No one who has paid even glancing attention to American politics is likely to be unaware that Bill Clinton has been deeply affected by the death of his father before his birth, by a childhood in a household “racked by alcoholism, child and spouse abuse, and the tyranny of marital jealousy,” as well as by the smothering presence of his larger-than-life mother. But it is useful to be reminded by Chafe of the lasting effects of his labyrinthine and at times dishonest maneuvers to avoid military service and of his “euphoria at having escaped the draft and the gnawing doubt that perhaps he had done an unethical thing.” Chafe also is at pains to document Clinton’s long history of “placing women into two categories — those who fit the ‘beauty queen’ image he had learned at home [from his mother], and those he saw as serious lifelong companions.” Though his bizarre relationship with Monica Lewinsky is the most famous instance of his proclivity for the beauty queen type, Chafe makes plain that this is a pattern dating back to Clinton’s adolescence, exposing him to risks that endangered his marriage, his political career and his presidency.

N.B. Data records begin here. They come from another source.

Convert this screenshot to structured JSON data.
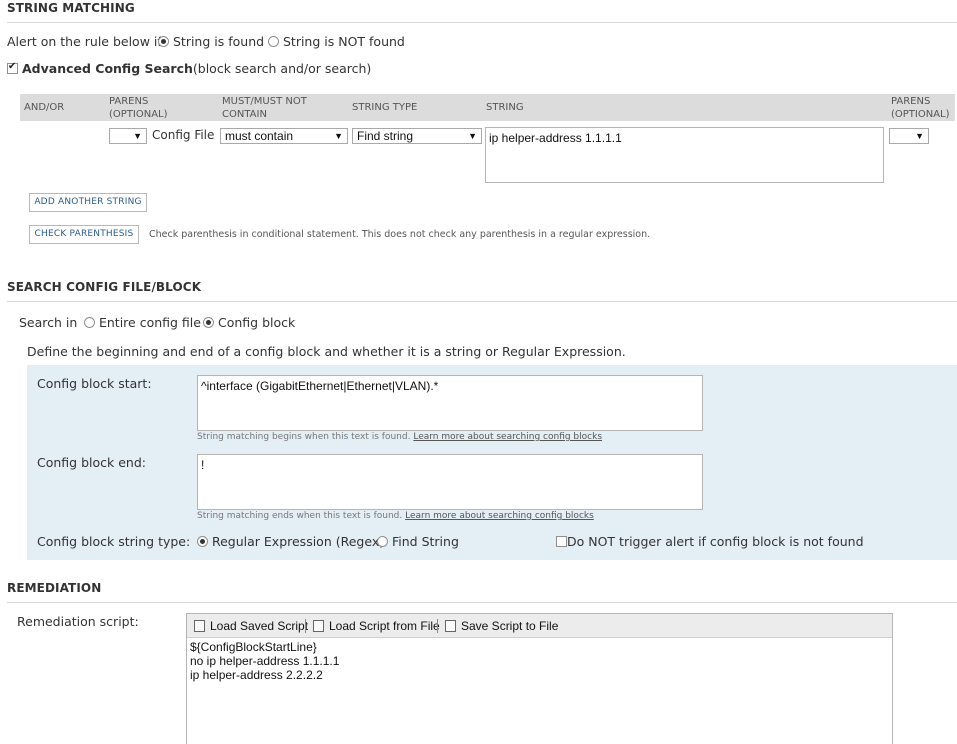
{
  "string_matching": {
    "title": "STRING MATCHING",
    "alert_label": "Alert on the rule below if",
    "option_found": "String is found",
    "option_not_found": "String is NOT found",
    "advanced_label": "Advanced Config Search",
    "advanced_suffix": "(block search and/or search)",
    "headers": {
      "and_or": "AND/OR",
      "parens1_a": "PARENS",
      "parens1_b": "(OPTIONAL)",
      "must_a": "MUST/MUST NOT",
      "must_b": "CONTAIN",
      "string_type": "STRING TYPE",
      "string": "STRING",
      "parens2_a": "PARENS",
      "parens2_b": "(OPTIONAL)"
    },
    "row": {
      "source": "Config File",
      "must_value": "must contain",
      "type_value": "Find string",
      "string_value": "ip helper-address 1.1.1.1"
    },
    "add_button": "ADD ANOTHER STRING",
    "check_button": "CHECK PARENTHESIS",
    "check_note": "Check parenthesis in conditional statement. This does not check any parenthesis in a regular expression."
  },
  "search_block": {
    "title": "SEARCH CONFIG FILE/BLOCK",
    "search_in_label": "Search in",
    "option_entire": "Entire config file",
    "option_block": "Config block",
    "description": "Define the beginning and end of a config block and whether it is a string or Regular Expression.",
    "start_label": "Config block start:",
    "start_value": "^interface (GigabitEthernet|Ethernet|VLAN).*",
    "start_hint": "String matching begins when this text is found.",
    "end_label": "Config block end:",
    "end_value": "!",
    "end_hint": "String matching ends when this text is found.",
    "learn_more": "Learn more about searching config blocks",
    "type_label": "Config block string type:",
    "option_regex": "Regular Expression (Regex)",
    "option_find": "Find String",
    "no_trigger": "Do NOT trigger alert if config block is not found"
  },
  "remediation": {
    "title": "REMEDIATION",
    "script_label": "Remediation script:",
    "load_saved": "Load Saved Script",
    "load_file": "Load Script from File",
    "save_file": "Save Script to File",
    "script_lines": [
      "${ConfigBlockStartLine}",
      "no ip helper-address 1.1.1.1",
      "ip helper-address 2.2.2.2"
    ]
  }
}
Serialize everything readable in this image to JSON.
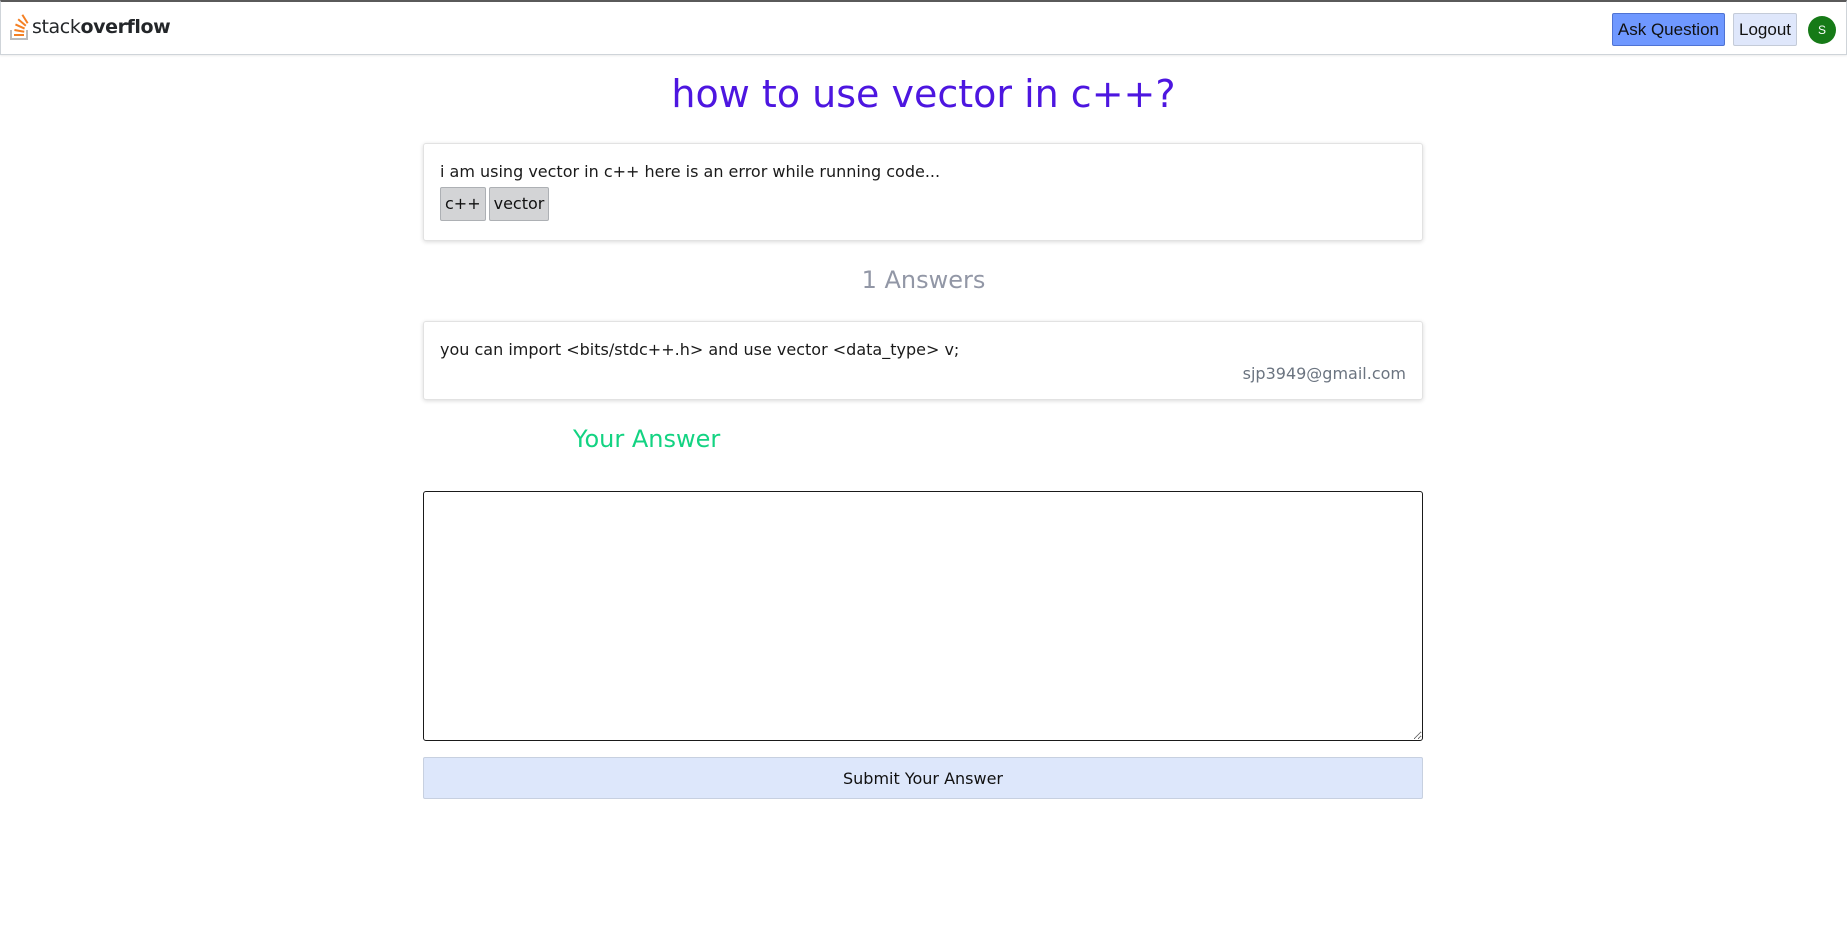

As for Hillary Clinton, her childhood in the Rodham family of Chicago scarcely fit the “idealized portrait” she painted in her memoir, “Living History,” and elsewhere. “Far from nurturing an environment of love and mutual support,” Chafe writes, “the family often was dominated by hostility and authoritarianism. Rather than provide a model of mutual affection, it frequently degenerated into a brittle verbal truce between avowed combatants.” On one side was her father, a fierce disciplinarian and unloving parent, on the other her mother, encouraging the girl’s ambitions and her assertiveness as well as her commitment to Methodism. Growing up in a conservative household, Hillary gradually moved leftward as tensions over Vietnam increased, but she maintained a delicate balance, wanting to maintain communications with all parties just as, presumably, she had wanted to be a bridge between her warring parents.